* _Assignment_: Copy each line below in which the string "Access" appears.

* _Supplied information_:
• • • • •

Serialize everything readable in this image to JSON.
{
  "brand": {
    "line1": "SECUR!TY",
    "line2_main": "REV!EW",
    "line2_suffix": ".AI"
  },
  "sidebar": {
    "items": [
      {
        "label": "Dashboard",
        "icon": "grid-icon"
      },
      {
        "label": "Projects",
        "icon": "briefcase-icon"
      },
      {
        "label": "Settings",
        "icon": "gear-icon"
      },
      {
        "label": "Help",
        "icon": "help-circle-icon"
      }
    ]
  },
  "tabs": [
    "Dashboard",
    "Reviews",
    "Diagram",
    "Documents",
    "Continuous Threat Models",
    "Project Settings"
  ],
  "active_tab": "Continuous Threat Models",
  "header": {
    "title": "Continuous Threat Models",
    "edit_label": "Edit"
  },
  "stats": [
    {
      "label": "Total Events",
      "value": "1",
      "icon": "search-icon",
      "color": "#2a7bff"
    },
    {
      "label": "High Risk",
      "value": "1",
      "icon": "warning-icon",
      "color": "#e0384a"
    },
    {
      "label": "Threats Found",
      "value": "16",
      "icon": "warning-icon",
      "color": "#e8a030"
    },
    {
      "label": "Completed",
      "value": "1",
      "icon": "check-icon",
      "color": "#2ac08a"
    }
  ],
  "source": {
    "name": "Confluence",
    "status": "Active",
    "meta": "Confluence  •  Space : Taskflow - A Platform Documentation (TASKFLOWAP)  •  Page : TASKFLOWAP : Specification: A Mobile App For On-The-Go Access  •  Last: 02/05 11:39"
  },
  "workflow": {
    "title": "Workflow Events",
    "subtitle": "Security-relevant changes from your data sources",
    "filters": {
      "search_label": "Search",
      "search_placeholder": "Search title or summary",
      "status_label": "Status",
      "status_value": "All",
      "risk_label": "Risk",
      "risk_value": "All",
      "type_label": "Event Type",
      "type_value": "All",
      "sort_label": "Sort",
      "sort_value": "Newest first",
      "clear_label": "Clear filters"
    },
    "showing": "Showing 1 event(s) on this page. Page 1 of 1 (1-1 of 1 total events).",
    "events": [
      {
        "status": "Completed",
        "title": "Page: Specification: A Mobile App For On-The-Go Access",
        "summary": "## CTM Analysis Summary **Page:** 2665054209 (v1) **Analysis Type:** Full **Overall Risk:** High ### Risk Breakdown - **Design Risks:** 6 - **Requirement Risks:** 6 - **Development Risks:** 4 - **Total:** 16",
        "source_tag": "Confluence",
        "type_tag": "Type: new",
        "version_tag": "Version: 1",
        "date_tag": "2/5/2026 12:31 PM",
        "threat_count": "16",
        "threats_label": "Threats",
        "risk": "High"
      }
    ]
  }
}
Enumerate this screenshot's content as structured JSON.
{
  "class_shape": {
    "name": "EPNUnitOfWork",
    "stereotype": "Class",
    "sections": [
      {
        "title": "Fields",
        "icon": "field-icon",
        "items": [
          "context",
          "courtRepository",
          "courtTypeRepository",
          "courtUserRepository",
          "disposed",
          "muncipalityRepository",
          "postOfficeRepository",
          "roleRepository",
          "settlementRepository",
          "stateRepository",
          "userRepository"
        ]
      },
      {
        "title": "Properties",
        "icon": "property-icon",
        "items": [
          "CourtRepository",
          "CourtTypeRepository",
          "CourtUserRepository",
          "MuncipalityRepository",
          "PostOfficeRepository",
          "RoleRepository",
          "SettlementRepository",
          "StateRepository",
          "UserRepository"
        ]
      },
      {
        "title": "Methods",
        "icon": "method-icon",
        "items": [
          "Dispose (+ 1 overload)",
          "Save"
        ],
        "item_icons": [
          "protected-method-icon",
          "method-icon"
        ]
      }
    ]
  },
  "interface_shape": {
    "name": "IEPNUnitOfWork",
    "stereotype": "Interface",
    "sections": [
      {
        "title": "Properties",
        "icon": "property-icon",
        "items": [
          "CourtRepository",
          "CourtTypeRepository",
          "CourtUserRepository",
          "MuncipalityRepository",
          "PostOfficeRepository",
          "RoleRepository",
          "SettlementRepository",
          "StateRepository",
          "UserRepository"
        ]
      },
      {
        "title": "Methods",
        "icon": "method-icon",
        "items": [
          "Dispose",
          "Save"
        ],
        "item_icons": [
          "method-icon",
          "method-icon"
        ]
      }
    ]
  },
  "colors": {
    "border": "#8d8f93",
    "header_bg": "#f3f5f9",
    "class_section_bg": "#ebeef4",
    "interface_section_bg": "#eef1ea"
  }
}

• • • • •

* _Final answer_:
    "meta": "Confluence  •  Space : Taskflow - A Platform Documentation (TASKFLOWAP)  •  Page : TASKFLOWAP : Specification: A Mobile App For On-The-Go Access  •  Last: 02/05 11:39"
        "title": "Page: Specification: A Mobile App For On-The-Go Access",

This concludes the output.